Going to BATNA
In addition to inventing options that serve the needs of both parties, the Harvard project strongly emphasizes the need to develop a Best Alternative To a Negotiated Agreement (BATNA). Developing a solid BATNA--in other words, a satisfying and feasible Plan B--will greatly increase your power and your enjoyment of the negotiating process. As the Harvard method makes clear, the BATNA is, at the very least, your safety net. It is easier to break off negotiations if you know your other options.

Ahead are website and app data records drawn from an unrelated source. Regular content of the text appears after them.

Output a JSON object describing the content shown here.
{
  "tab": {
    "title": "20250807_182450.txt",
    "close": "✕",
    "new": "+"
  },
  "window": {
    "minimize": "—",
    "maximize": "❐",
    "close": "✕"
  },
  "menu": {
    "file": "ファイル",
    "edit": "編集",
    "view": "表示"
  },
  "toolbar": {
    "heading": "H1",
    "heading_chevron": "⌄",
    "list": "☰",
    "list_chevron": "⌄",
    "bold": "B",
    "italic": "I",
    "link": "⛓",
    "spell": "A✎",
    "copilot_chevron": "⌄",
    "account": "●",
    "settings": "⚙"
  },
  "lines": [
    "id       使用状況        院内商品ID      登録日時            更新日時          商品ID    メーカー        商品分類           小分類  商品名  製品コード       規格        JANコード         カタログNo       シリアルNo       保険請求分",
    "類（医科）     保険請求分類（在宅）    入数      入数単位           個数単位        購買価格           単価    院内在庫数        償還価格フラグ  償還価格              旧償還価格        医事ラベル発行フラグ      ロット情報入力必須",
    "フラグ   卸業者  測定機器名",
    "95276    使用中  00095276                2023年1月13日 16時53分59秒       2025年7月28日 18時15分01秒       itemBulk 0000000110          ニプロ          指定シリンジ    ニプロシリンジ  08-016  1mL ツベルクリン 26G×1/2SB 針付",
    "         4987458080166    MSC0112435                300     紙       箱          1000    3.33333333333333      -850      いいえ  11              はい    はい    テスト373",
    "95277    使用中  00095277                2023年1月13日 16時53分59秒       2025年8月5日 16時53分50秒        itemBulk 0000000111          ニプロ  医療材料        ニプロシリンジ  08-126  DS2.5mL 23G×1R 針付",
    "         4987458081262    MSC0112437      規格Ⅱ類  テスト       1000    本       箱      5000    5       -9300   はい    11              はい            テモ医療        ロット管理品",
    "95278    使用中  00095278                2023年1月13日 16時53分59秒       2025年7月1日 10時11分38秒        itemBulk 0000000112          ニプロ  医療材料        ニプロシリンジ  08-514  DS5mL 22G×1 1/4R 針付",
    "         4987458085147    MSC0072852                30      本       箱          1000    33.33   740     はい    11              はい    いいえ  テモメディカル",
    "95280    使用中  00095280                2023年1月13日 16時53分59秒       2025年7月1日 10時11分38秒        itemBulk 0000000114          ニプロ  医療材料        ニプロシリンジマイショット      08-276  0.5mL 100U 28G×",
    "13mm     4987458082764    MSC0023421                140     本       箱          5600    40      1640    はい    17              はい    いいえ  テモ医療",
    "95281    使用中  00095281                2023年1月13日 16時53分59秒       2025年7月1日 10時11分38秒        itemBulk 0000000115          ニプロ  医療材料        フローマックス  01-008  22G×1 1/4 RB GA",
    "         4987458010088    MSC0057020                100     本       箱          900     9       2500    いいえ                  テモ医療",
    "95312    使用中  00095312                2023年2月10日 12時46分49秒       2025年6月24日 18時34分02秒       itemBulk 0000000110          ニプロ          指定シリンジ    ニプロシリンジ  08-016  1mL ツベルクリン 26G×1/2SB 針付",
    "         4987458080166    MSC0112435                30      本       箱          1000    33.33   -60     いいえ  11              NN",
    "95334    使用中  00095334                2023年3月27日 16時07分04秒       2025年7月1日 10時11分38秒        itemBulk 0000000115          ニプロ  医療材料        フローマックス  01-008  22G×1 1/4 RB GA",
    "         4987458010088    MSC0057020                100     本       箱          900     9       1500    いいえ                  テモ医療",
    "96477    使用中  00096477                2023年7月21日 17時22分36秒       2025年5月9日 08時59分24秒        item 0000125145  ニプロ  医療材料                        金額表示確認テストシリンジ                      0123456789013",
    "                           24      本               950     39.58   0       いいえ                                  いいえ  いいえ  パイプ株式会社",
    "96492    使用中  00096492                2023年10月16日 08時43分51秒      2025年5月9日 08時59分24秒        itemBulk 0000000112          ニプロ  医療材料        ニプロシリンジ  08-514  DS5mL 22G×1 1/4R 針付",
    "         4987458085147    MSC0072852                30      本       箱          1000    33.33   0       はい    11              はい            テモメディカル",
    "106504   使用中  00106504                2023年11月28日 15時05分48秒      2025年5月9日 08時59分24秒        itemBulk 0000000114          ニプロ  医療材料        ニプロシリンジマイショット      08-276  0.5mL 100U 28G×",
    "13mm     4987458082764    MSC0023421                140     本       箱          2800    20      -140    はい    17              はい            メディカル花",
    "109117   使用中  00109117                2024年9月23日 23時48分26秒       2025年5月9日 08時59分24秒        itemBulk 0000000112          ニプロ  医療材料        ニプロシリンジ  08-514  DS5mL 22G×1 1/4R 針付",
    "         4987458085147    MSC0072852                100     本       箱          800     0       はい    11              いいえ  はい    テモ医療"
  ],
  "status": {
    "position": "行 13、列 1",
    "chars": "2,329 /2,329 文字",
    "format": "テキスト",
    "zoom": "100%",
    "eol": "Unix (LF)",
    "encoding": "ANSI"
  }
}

In fact, developing a BATNA looks a lot like inventing options. You first need to create a list of actions you might take if no agreement is reached, then convert some of the more promising ideas into practical alternatives, before selecting the one alternative that seems best. But it is also important to consider what the other side's BATNA might be; doing so will help you to recognize when it's time to walk away from the negotiation and start exercising your own BATNA.
Nota Bene: Think Through Your Options
The instructions warn of the danger, a common pitfall, of lumping together alternatives to negotiation, thus making walking away to carry out your BATNA seem more attractive than it actually is. Going back to Beirut for a moment, your BATNA might be to give up on the first merchant and try some others. But you may fail to consider the weather--perhaps it is a hot and sticky July day--and your time constraints--the fact that your plane leaves in 3 hours and you don't want to end up boarding without purchasing the ring intended for the birthday celebration happening on your return.
Or, in the case of a faculty position under negotiation, your BATNA may be to decline the offer and remain in your postdoctoral position, which you can only do if two sequential grants get funded, a fuzzy proposition at best.
What if, in developing your BATNA, you find that it is much more feasible and attractive than any imagined negotiated agreement? Or what if, in considering the other side's BATNA, you discover that it is in their best interest to do nothing because time is on their side. In the first instance, you can stop negotiating and invest your energy elsewhere. And in the second ... well, you've suddenly discovered why your attempts to negotiate have been stonewalled. Either way, knowledge is power, and the gain in self-knowledge would seem to be worth the time spent acquiring it.
And once you have your BATNA, you can judge every offer against it. But whether you should disclose your BATNA during negotiations depends on how you think the other side will view it; if they will think it better than what they can offer you, they might be more willing to accommodate your interests to reach agreement. If they think it worse, then they might be less willing to meet your needs. You have to make a case-by-case judgement call.
Knowing When to Walk
Why, other than suddenly being enamored of your BATNA, might you want to throw in the towel? Well let's say the other side is playing dirty or not playing at all. You could end negotiation there or, if you want to keep at it, you can try negotiation jujitsu (outlined in Chapter 7), an attempt to bring the discussion back to the merits and away from the positions. Or you can read the sequel to Yes, William Ury's Getting Past No: Negotiating Your Way from Confrontation to Cooperation (1993, Bantam Doubleday, paperback, $13.95).
The Harvard Negotiation Project's Web site offers lots of other resources in addition to books, such as videos of role-playing in various types of negotiations from teaching to treaties. So if you are interested in sharpening your skills in this particular method, I recommend a visit. It gets you thinking about the human nature side of getting what you need, which, after all, is what Mick Jagger was singing about.
And don't forget to check out Next Wave's negotiation showcase, in which we highlight and summarize our offerings on this often mysterious process.